→ EXERCISE INSTRUCTIONS: Would you go through the records below and copy each line with the string "down"?

..........

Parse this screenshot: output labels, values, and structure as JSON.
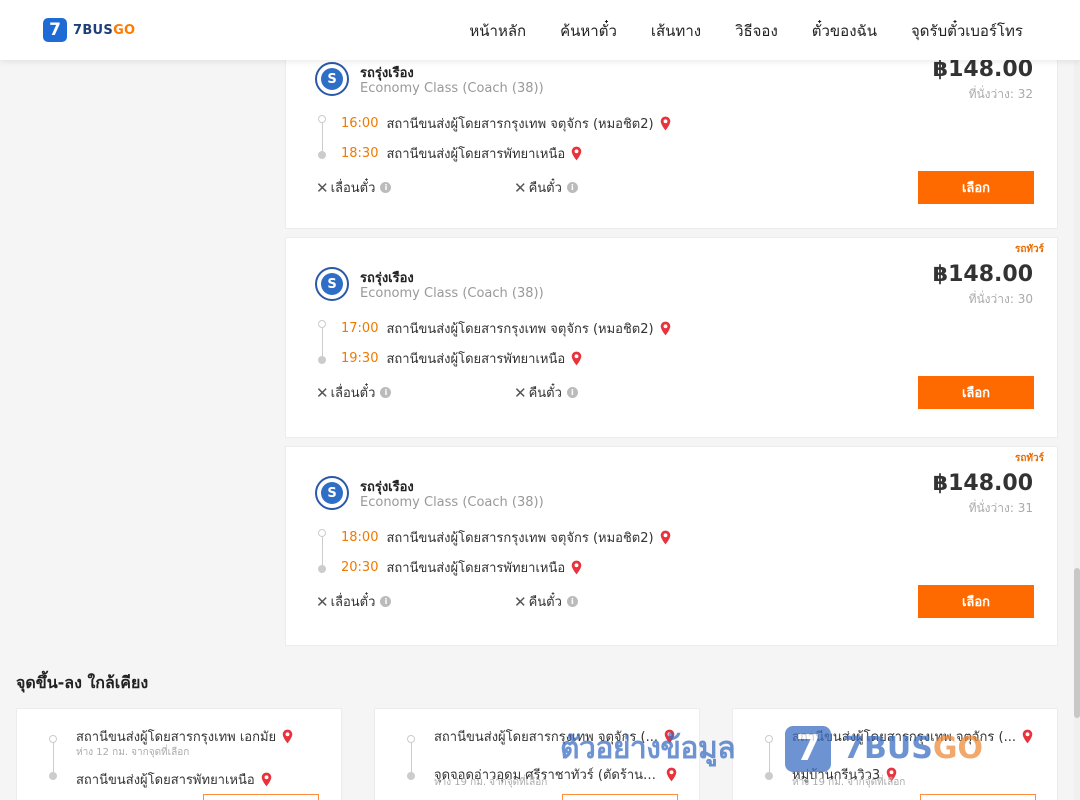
{
  "header": {
    "logo_digit": "7",
    "logo_text": "7BUS",
    "logo_text_accent": "GO",
    "nav": [
      "หน้าหลัก",
      "ค้นหาตั๋ว",
      "เส้นทาง",
      "วิธีจอง",
      "ตั๋วของฉัน",
      "จุดรับตั๋วเบอร์โทร"
    ]
  },
  "trips": [
    {
      "tag": "",
      "operator": "รถรุ่งเรือง",
      "class": "Economy Class (Coach (38))",
      "price": "฿148.00",
      "seats": "ที่นั่งว่าง: 32",
      "depart_time": "16:00",
      "depart_station": "สถานีขนส่งผู้โดยสารกรุงเทพ จตุจักร (หมอชิต2)",
      "arrive_time": "18:30",
      "arrive_station": "สถานีขนส่งผู้โดยสารพัทยาเหนือ",
      "reschedule": "เลื่อนตั๋ว",
      "refund": "คืนตั๋ว",
      "select": "เลือก"
    },
    {
      "tag": "รถทัวร์",
      "operator": "รถรุ่งเรือง",
      "class": "Economy Class (Coach (38))",
      "price": "฿148.00",
      "seats": "ที่นั่งว่าง: 30",
      "depart_time": "17:00",
      "depart_station": "สถานีขนส่งผู้โดยสารกรุงเทพ จตุจักร (หมอชิต2)",
      "arrive_time": "19:30",
      "arrive_station": "สถานีขนส่งผู้โดยสารพัทยาเหนือ",
      "reschedule": "เลื่อนตั๋ว",
      "refund": "คืนตั๋ว",
      "select": "เลือก"
    },
    {
      "tag": "รถทัวร์",
      "operator": "รถรุ่งเรือง",
      "class": "Economy Class (Coach (38))",
      "price": "฿148.00",
      "seats": "ที่นั่งว่าง: 31",
      "depart_time": "18:00",
      "depart_station": "สถานีขนส่งผู้โดยสารกรุงเทพ จตุจักร (หมอชิต2)",
      "arrive_time": "20:30",
      "arrive_station": "สถานีขนส่งผู้โดยสารพัทยาเหนือ",
      "reschedule": "เลื่อนตั๋ว",
      "refund": "คืนตั๋ว",
      "select": "เลือก"
    }
  ],
  "nearby": {
    "title": "จุดขึ้น-ลง ใกล้เคียง",
    "items": [
      {
        "from": "สถานีขนส่งผู้โดยสารกรุงเทพ เอกมัย",
        "from_dist": "ห่าง 12 กม. จากจุดที่เลือก",
        "to": "สถานีขนส่งผู้โดยสารพัทยาเหนือ",
        "to_dist": ""
      },
      {
        "from": "สถานีขนส่งผู้โดยสารกรุงเทพ จตุจักร (...",
        "from_dist": "",
        "to": "จุดจอดอ่าวอุดม ศรีราชาทัวร์ (ตัดร้านท...",
        "to_dist": "ห่าง 19 กม. จากจุดที่เลือก"
      },
      {
        "from": "สถานีขนส่งผู้โดยสารกรุงเทพ จตุจักร (...",
        "from_dist": "",
        "to": "หมู่บ้านกรีนวิว3",
        "to_dist": "ห่าง 19 กม. จากจุดที่เลือก"
      }
    ]
  },
  "watermark": {
    "text": "ตัวอย่างข้อมูล",
    "logo_digit": "7",
    "brand": "7BUS",
    "brand_accent": "GO"
  },
  "colors": {
    "accent": "#ff6a00",
    "time": "#ee7a00",
    "brand_blue": "#1f6bd6",
    "pin": "#e8323c"
  }
}
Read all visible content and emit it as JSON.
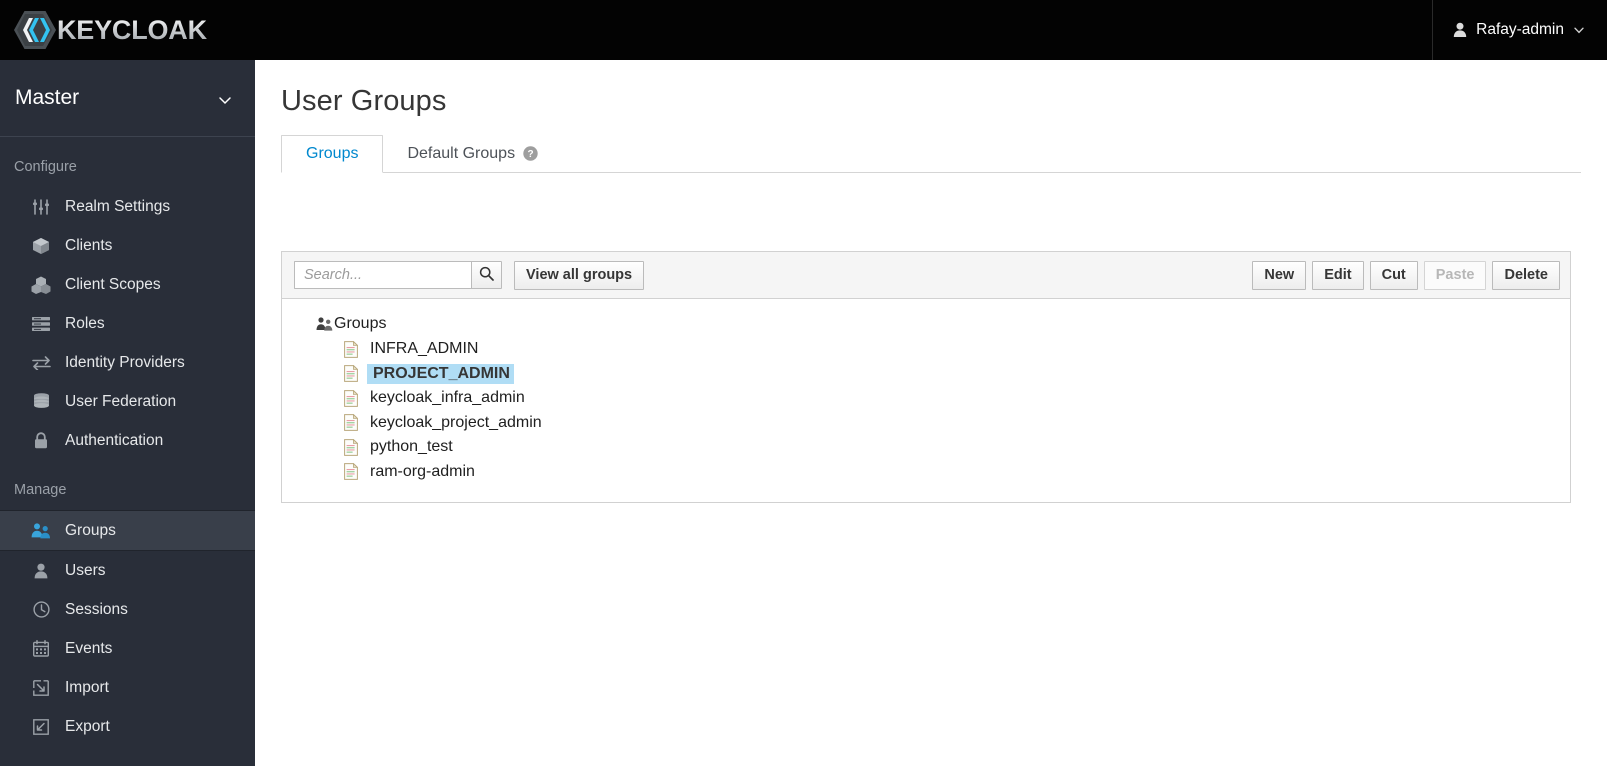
{
  "masthead": {
    "brand_text": "KEYCLOAK",
    "brand_logo_icon": "keycloak-hexagon-logo",
    "user_icon": "user-icon",
    "user_name": "Rafay-admin",
    "caret_icon": "chevron-down-icon"
  },
  "sidebar": {
    "realm": {
      "name": "Master",
      "caret_icon": "chevron-down-icon"
    },
    "sections": [
      {
        "label": "Configure",
        "items": [
          {
            "label": "Realm Settings",
            "icon": "sliders-icon",
            "active": false
          },
          {
            "label": "Clients",
            "icon": "cube-icon",
            "active": false
          },
          {
            "label": "Client Scopes",
            "icon": "cubes-icon",
            "active": false
          },
          {
            "label": "Roles",
            "icon": "list-rows-icon",
            "active": false
          },
          {
            "label": "Identity Providers",
            "icon": "exchange-arrows-icon",
            "active": false
          },
          {
            "label": "User Federation",
            "icon": "database-icon",
            "active": false
          },
          {
            "label": "Authentication",
            "icon": "lock-icon",
            "active": false
          }
        ]
      },
      {
        "label": "Manage",
        "items": [
          {
            "label": "Groups",
            "icon": "users-group-icon",
            "active": true
          },
          {
            "label": "Users",
            "icon": "user-icon",
            "active": false
          },
          {
            "label": "Sessions",
            "icon": "clock-icon",
            "active": false
          },
          {
            "label": "Events",
            "icon": "calendar-icon",
            "active": false
          },
          {
            "label": "Import",
            "icon": "import-arrow-icon",
            "active": false
          },
          {
            "label": "Export",
            "icon": "export-arrow-icon",
            "active": false
          }
        ]
      }
    ]
  },
  "main": {
    "page_title": "User Groups",
    "tabs": [
      {
        "label": "Groups",
        "active": true,
        "help": false
      },
      {
        "label": "Default Groups",
        "active": false,
        "help": true,
        "help_icon": "question-circle-icon"
      }
    ],
    "toolbar": {
      "search_placeholder": "Search...",
      "search_value": "",
      "search_icon": "search-icon",
      "view_all_label": "View all groups",
      "actions": [
        {
          "label": "New",
          "disabled": false
        },
        {
          "label": "Edit",
          "disabled": false
        },
        {
          "label": "Cut",
          "disabled": false
        },
        {
          "label": "Paste",
          "disabled": true
        },
        {
          "label": "Delete",
          "disabled": false
        }
      ]
    },
    "tree": {
      "root_label": "Groups",
      "root_icon": "users-group-icon",
      "children": [
        {
          "label": "INFRA_ADMIN",
          "icon": "document-icon",
          "selected": false
        },
        {
          "label": "PROJECT_ADMIN",
          "icon": "document-icon",
          "selected": true
        },
        {
          "label": "keycloak_infra_admin",
          "icon": "document-icon",
          "selected": false
        },
        {
          "label": "keycloak_project_admin",
          "icon": "document-icon",
          "selected": false
        },
        {
          "label": "python_test",
          "icon": "document-icon",
          "selected": false
        },
        {
          "label": "ram-org-admin",
          "icon": "document-icon",
          "selected": false
        }
      ]
    }
  },
  "colors": {
    "masthead_bg": "#030303",
    "sidebar_bg": "#292e39",
    "sidebar_active_bg": "#393f4a",
    "accent_blue": "#0088ce",
    "selection_blue": "#b0ddf5",
    "logo_cyan": "#33c3f0"
  }
}
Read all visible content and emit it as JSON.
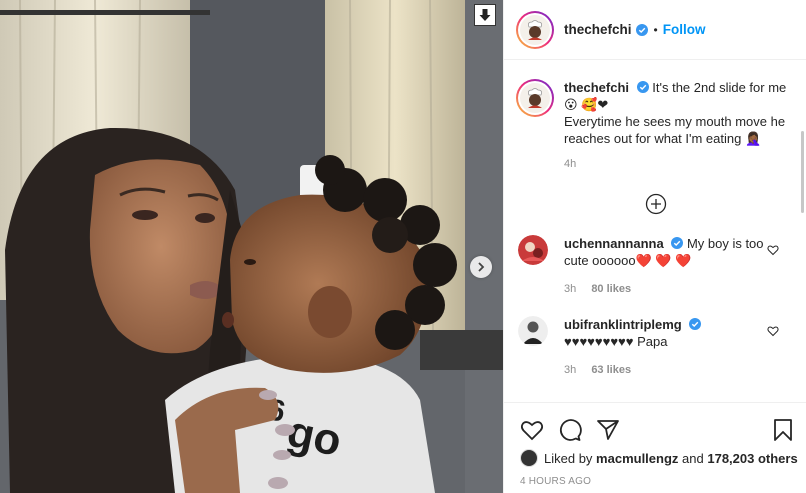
{
  "post": {
    "author": "thechefchi",
    "follow_label": "Follow",
    "separator": "•",
    "caption_line1": "It's the 2nd slide for me",
    "caption_emojis": "😮 🥰❤",
    "caption_line2": "Everytime he sees my mouth move he reaches out for what I'm eating 🤦🏾‍♀️",
    "caption_time": "4h",
    "load_more_icon": "plus-circle-icon"
  },
  "comments": [
    {
      "user": "uchennannanna",
      "text": "My boy is too cute oooooo❤️ ❤️ ❤️",
      "time": "3h",
      "likes": "80 likes"
    },
    {
      "user": "ubifranklintriplemg",
      "text": "♥♥♥♥♥♥♥♥♥ Papa",
      "time": "3h",
      "likes": "63 likes"
    }
  ],
  "likes": {
    "prefix": "Liked by",
    "user": "macmullengz",
    "middle": "and",
    "count": "178,203 others"
  },
  "posted_ago": "4 HOURS AGO",
  "colors": {
    "accent": "#0095f6",
    "verified": "#3897f0",
    "meta": "#8e8e8e"
  }
}
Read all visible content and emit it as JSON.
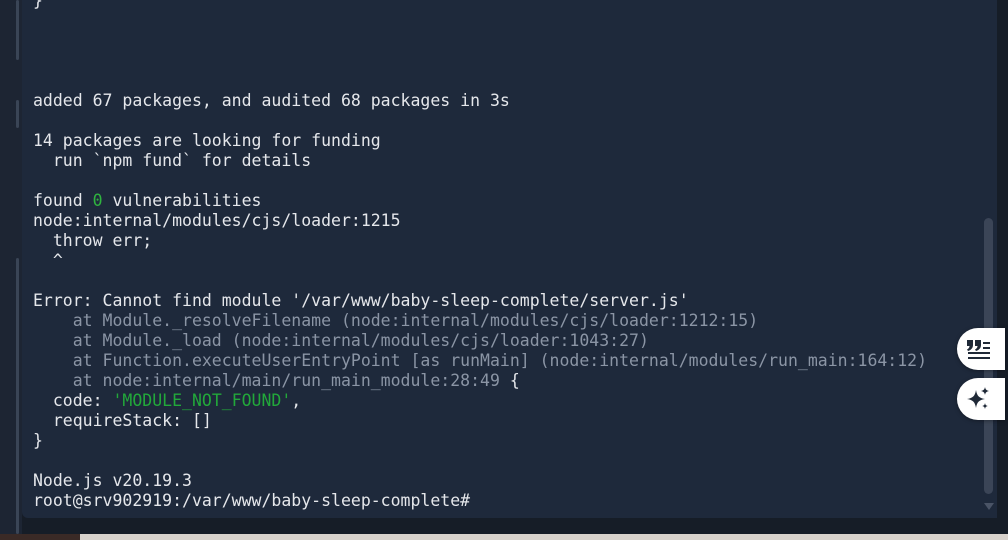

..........

→ FINISHED TASK:
    "caret_icon": "chevron-down-icon"
      "caret_icon": "chevron-down-icon"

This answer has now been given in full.